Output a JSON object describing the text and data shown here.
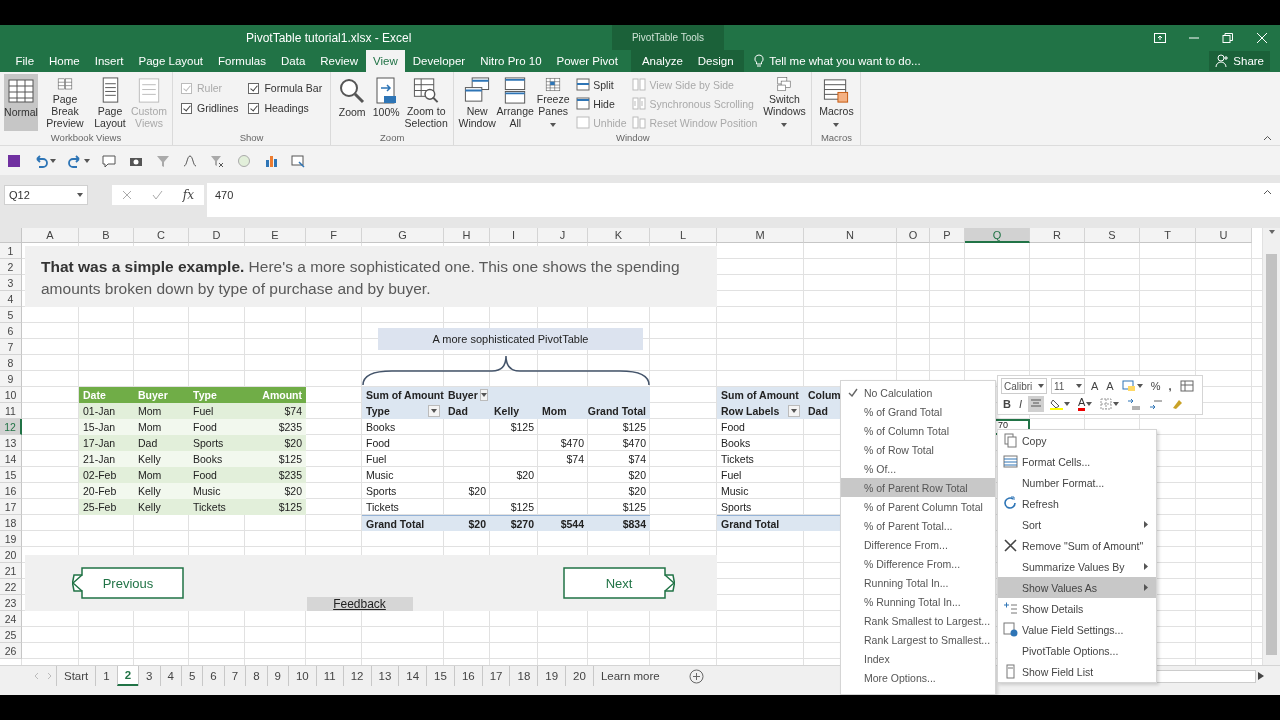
{
  "window": {
    "title": "PivotTable tutorial1.xlsx - Excel",
    "context_group": "PivotTable Tools"
  },
  "ribbon_tabs": [
    {
      "label": "File",
      "selected": false,
      "contextual": false
    },
    {
      "label": "Home",
      "selected": false,
      "contextual": false
    },
    {
      "label": "Insert",
      "selected": false,
      "contextual": false
    },
    {
      "label": "Page Layout",
      "selected": false,
      "contextual": false
    },
    {
      "label": "Formulas",
      "selected": false,
      "contextual": false
    },
    {
      "label": "Data",
      "selected": false,
      "contextual": false
    },
    {
      "label": "Review",
      "selected": false,
      "contextual": false
    },
    {
      "label": "View",
      "selected": true,
      "contextual": false
    },
    {
      "label": "Developer",
      "selected": false,
      "contextual": false
    },
    {
      "label": "Nitro Pro 10",
      "selected": false,
      "contextual": false
    },
    {
      "label": "Power Pivot",
      "selected": false,
      "contextual": false
    },
    {
      "label": "Analyze",
      "selected": false,
      "contextual": true
    },
    {
      "label": "Design",
      "selected": false,
      "contextual": true
    }
  ],
  "tell_me": {
    "placeholder": "Tell me what you want to do..."
  },
  "share": "Share",
  "ribbon_groups": [
    {
      "label": "Workbook Views",
      "items": [
        {
          "kind": "large",
          "label": "Normal",
          "selected": true,
          "disabled": false,
          "dropdown": false
        },
        {
          "kind": "large",
          "label": "Page Break Preview",
          "selected": false,
          "disabled": false,
          "dropdown": false
        },
        {
          "kind": "large",
          "label": "Page Layout",
          "selected": false,
          "disabled": false,
          "dropdown": false
        },
        {
          "kind": "large",
          "label": "Custom Views",
          "selected": false,
          "disabled": true,
          "dropdown": false
        }
      ]
    },
    {
      "label": "Show",
      "items": [
        {
          "kind": "check",
          "label": "Ruler",
          "checked": true,
          "disabled": true
        },
        {
          "kind": "check",
          "label": "Formula Bar",
          "checked": true,
          "disabled": false
        },
        {
          "kind": "check",
          "label": "Gridlines",
          "checked": true,
          "disabled": false
        },
        {
          "kind": "check",
          "label": "Headings",
          "checked": true,
          "disabled": false
        }
      ]
    },
    {
      "label": "Zoom",
      "items": [
        {
          "kind": "large",
          "label": "Zoom",
          "selected": false,
          "disabled": false,
          "dropdown": false
        },
        {
          "kind": "large",
          "label": "100%",
          "selected": false,
          "disabled": false,
          "dropdown": false
        },
        {
          "kind": "large",
          "label": "Zoom to Selection",
          "selected": false,
          "disabled": false,
          "dropdown": false
        }
      ]
    },
    {
      "label": "Window",
      "items": [
        {
          "kind": "large",
          "label": "New Window",
          "selected": false,
          "disabled": false,
          "dropdown": false
        },
        {
          "kind": "large",
          "label": "Arrange All",
          "selected": false,
          "disabled": false,
          "dropdown": false
        },
        {
          "kind": "large",
          "label": "Freeze Panes",
          "selected": false,
          "disabled": false,
          "dropdown": true
        },
        {
          "kind": "stack",
          "items": [
            {
              "label": "Split",
              "disabled": false
            },
            {
              "label": "Hide",
              "disabled": false
            },
            {
              "label": "Unhide",
              "disabled": true
            }
          ]
        },
        {
          "kind": "stack",
          "items": [
            {
              "label": "View Side by Side",
              "disabled": true
            },
            {
              "label": "Synchronous Scrolling",
              "disabled": true
            },
            {
              "label": "Reset Window Position",
              "disabled": true
            }
          ]
        },
        {
          "kind": "large",
          "label": "Switch Windows",
          "selected": false,
          "disabled": false,
          "dropdown": true
        }
      ]
    },
    {
      "label": "Macros",
      "items": [
        {
          "kind": "large",
          "label": "Macros",
          "selected": false,
          "disabled": false,
          "dropdown": true
        }
      ]
    }
  ],
  "formula_bar": {
    "name_box": "Q12",
    "function_label": "fx",
    "value": "470"
  },
  "columns": [
    {
      "label": "A",
      "selected": false
    },
    {
      "label": "B",
      "selected": false
    },
    {
      "label": "C",
      "selected": false
    },
    {
      "label": "D",
      "selected": false
    },
    {
      "label": "E",
      "selected": false
    },
    {
      "label": "F",
      "selected": false
    },
    {
      "label": "G",
      "selected": false
    },
    {
      "label": "H",
      "selected": false
    },
    {
      "label": "I",
      "selected": false
    },
    {
      "label": "J",
      "selected": false
    },
    {
      "label": "K",
      "selected": false
    },
    {
      "label": "L",
      "selected": false
    },
    {
      "label": "M",
      "selected": false
    },
    {
      "label": "N",
      "selected": false
    },
    {
      "label": "O",
      "selected": false
    },
    {
      "label": "P",
      "selected": false
    },
    {
      "label": "Q",
      "selected": true
    },
    {
      "label": "R",
      "selected": false
    },
    {
      "label": "S",
      "selected": false
    },
    {
      "label": "T",
      "selected": false
    },
    {
      "label": "U",
      "selected": false
    }
  ],
  "rows": [
    {
      "label": "1",
      "selected": false
    },
    {
      "label": "2",
      "selected": false
    },
    {
      "label": "3",
      "selected": false
    },
    {
      "label": "4",
      "selected": false
    },
    {
      "label": "5",
      "selected": false
    },
    {
      "label": "6",
      "selected": false
    },
    {
      "label": "7",
      "selected": false
    },
    {
      "label": "8",
      "selected": false
    },
    {
      "label": "9",
      "selected": false
    },
    {
      "label": "10",
      "selected": false
    },
    {
      "label": "11",
      "selected": false
    },
    {
      "label": "12",
      "selected": true
    },
    {
      "label": "13",
      "selected": false
    },
    {
      "label": "14",
      "selected": false
    },
    {
      "label": "15",
      "selected": false
    },
    {
      "label": "16",
      "selected": false
    },
    {
      "label": "17",
      "selected": false
    },
    {
      "label": "18",
      "selected": false
    },
    {
      "label": "19",
      "selected": false
    },
    {
      "label": "20",
      "selected": false
    },
    {
      "label": "21",
      "selected": false
    },
    {
      "label": "22",
      "selected": false
    },
    {
      "label": "23",
      "selected": false
    },
    {
      "label": "24",
      "selected": false
    },
    {
      "label": "25",
      "selected": false
    },
    {
      "label": "26",
      "selected": false
    }
  ],
  "banner": {
    "text": "**That was a simple example.** Here's a more sophisticated one. This one shows the spending amounts broken down by type of purchase and by buyer."
  },
  "source_table": {
    "columns": [
      "Date",
      "Buyer",
      "Type",
      "Amount"
    ],
    "rows": [
      [
        "01-Jan",
        "Mom",
        "Fuel",
        "$74"
      ],
      [
        "15-Jan",
        "Mom",
        "Food",
        "$235"
      ],
      [
        "17-Jan",
        "Dad",
        "Sports",
        "$20"
      ],
      [
        "21-Jan",
        "Kelly",
        "Books",
        "$125"
      ],
      [
        "02-Feb",
        "Mom",
        "Food",
        "$235"
      ],
      [
        "20-Feb",
        "Kelly",
        "Music",
        "$20"
      ],
      [
        "25-Feb",
        "Kelly",
        "Tickets",
        "$125"
      ]
    ]
  },
  "callout": "A more sophisticated PivotTable",
  "pivot_main": {
    "value_field": "Sum of Amount",
    "column_field": "Buyer",
    "row_field": "Type",
    "columns": [
      "Dad",
      "Kelly",
      "Mom",
      "Grand Total"
    ],
    "rows": [
      {
        "label": "Books",
        "kelly": "$125",
        "grand_total": "$125"
      },
      {
        "label": "Food",
        "mom": "$470",
        "grand_total": "$470"
      },
      {
        "label": "Fuel",
        "mom": "$74",
        "grand_total": "$74"
      },
      {
        "label": "Music",
        "kelly": "$20",
        "grand_total": "$20"
      },
      {
        "label": "Sports",
        "dad": "$20",
        "grand_total": "$20"
      },
      {
        "label": "Tickets",
        "kelly": "$125",
        "grand_total": "$125"
      }
    ],
    "total": {
      "label": "Grand Total",
      "values": [
        "$20",
        "$270",
        "$544",
        "$834"
      ]
    }
  },
  "pivot_second": {
    "value_field": "Sum of Amount",
    "column_field": "Colum",
    "row_field": "Row Labels",
    "column": "Dad",
    "rows": [
      "Food",
      "Books",
      "Tickets",
      "Fuel",
      "Music",
      "Sports"
    ],
    "total_label": "Grand Total"
  },
  "navigation": {
    "previous": "Previous",
    "next": "Next",
    "feedback": "Feedback"
  },
  "active_cell": {
    "text": "70"
  },
  "mini_toolbar": {
    "font": "Calibri",
    "size": "11",
    "grow_font": "A",
    "shrink_font": "A",
    "percent": "%",
    "comma": ",",
    "bold": "B",
    "italic": "I",
    "font_color": "A"
  },
  "context_menu": {
    "items": [
      {
        "label": "Copy",
        "kind": "item",
        "selected": false
      },
      {
        "label": "Format Cells...",
        "kind": "item",
        "selected": false
      },
      {
        "label": "Number Format...",
        "kind": "item",
        "selected": false
      },
      {
        "label": "Refresh",
        "kind": "item",
        "selected": false
      },
      {
        "label": "Sort",
        "kind": "submenu",
        "selected": false
      },
      {
        "label": "Remove \"Sum of Amount\"",
        "kind": "item",
        "selected": false
      },
      {
        "label": "Summarize Values By",
        "kind": "submenu",
        "selected": false
      },
      {
        "label": "Show Values As",
        "kind": "submenu",
        "selected": true
      },
      {
        "label": "Show Details",
        "kind": "item",
        "selected": false
      },
      {
        "label": "Value Field Settings...",
        "kind": "item",
        "selected": false
      },
      {
        "label": "PivotTable Options...",
        "kind": "item",
        "selected": false
      },
      {
        "label": "Show Field List",
        "kind": "item",
        "selected": false
      }
    ]
  },
  "values_submenu": {
    "items": [
      {
        "label": "No Calculation",
        "checked": true,
        "selected": false
      },
      {
        "label": "% of Grand Total",
        "checked": false,
        "selected": false
      },
      {
        "label": "% of Column Total",
        "checked": false,
        "selected": false
      },
      {
        "label": "% of Row Total",
        "checked": false,
        "selected": false
      },
      {
        "label": "% Of...",
        "checked": false,
        "selected": false
      },
      {
        "label": "% of Parent Row Total",
        "checked": false,
        "selected": true
      },
      {
        "label": "% of Parent Column Total",
        "checked": false,
        "selected": false
      },
      {
        "label": "% of Parent Total...",
        "checked": false,
        "selected": false
      },
      {
        "label": "Difference From...",
        "checked": false,
        "selected": false
      },
      {
        "label": "% Difference From...",
        "checked": false,
        "selected": false
      },
      {
        "label": "Running Total In...",
        "checked": false,
        "selected": false
      },
      {
        "label": "% Running Total In...",
        "checked": false,
        "selected": false
      },
      {
        "label": "Rank Smallest to Largest...",
        "checked": false,
        "selected": false
      },
      {
        "label": "Rank Largest to Smallest...",
        "checked": false,
        "selected": false
      },
      {
        "label": "Index",
        "checked": false,
        "selected": false
      },
      {
        "label": "More Options...",
        "checked": false,
        "selected": false
      }
    ]
  },
  "sheet_tabs": [
    {
      "label": "Start",
      "selected": false
    },
    {
      "label": "1",
      "selected": false
    },
    {
      "label": "2",
      "selected": true
    },
    {
      "label": "3",
      "selected": false
    },
    {
      "label": "4",
      "selected": false
    },
    {
      "label": "5",
      "selected": false
    },
    {
      "label": "6",
      "selected": false
    },
    {
      "label": "7",
      "selected": false
    },
    {
      "label": "8",
      "selected": false
    },
    {
      "label": "9",
      "selected": false
    },
    {
      "label": "10",
      "selected": false
    },
    {
      "label": "11",
      "selected": false
    },
    {
      "label": "12",
      "selected": false
    },
    {
      "label": "13",
      "selected": false
    },
    {
      "label": "14",
      "selected": false
    },
    {
      "label": "15",
      "selected": false
    },
    {
      "label": "16",
      "selected": false
    },
    {
      "label": "17",
      "selected": false
    },
    {
      "label": "18",
      "selected": false
    },
    {
      "label": "19",
      "selected": false
    },
    {
      "label": "20",
      "selected": false
    },
    {
      "label": "Learn more",
      "selected": false
    }
  ]
}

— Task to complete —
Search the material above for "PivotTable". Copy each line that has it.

— Response to the task —
    "title": "PivotTable tutorial1.xlsx - Excel",
    "context_group": "PivotTable Tools"
  "callout": "A more sophisticated PivotTable",
        "label": "PivotTable Options...",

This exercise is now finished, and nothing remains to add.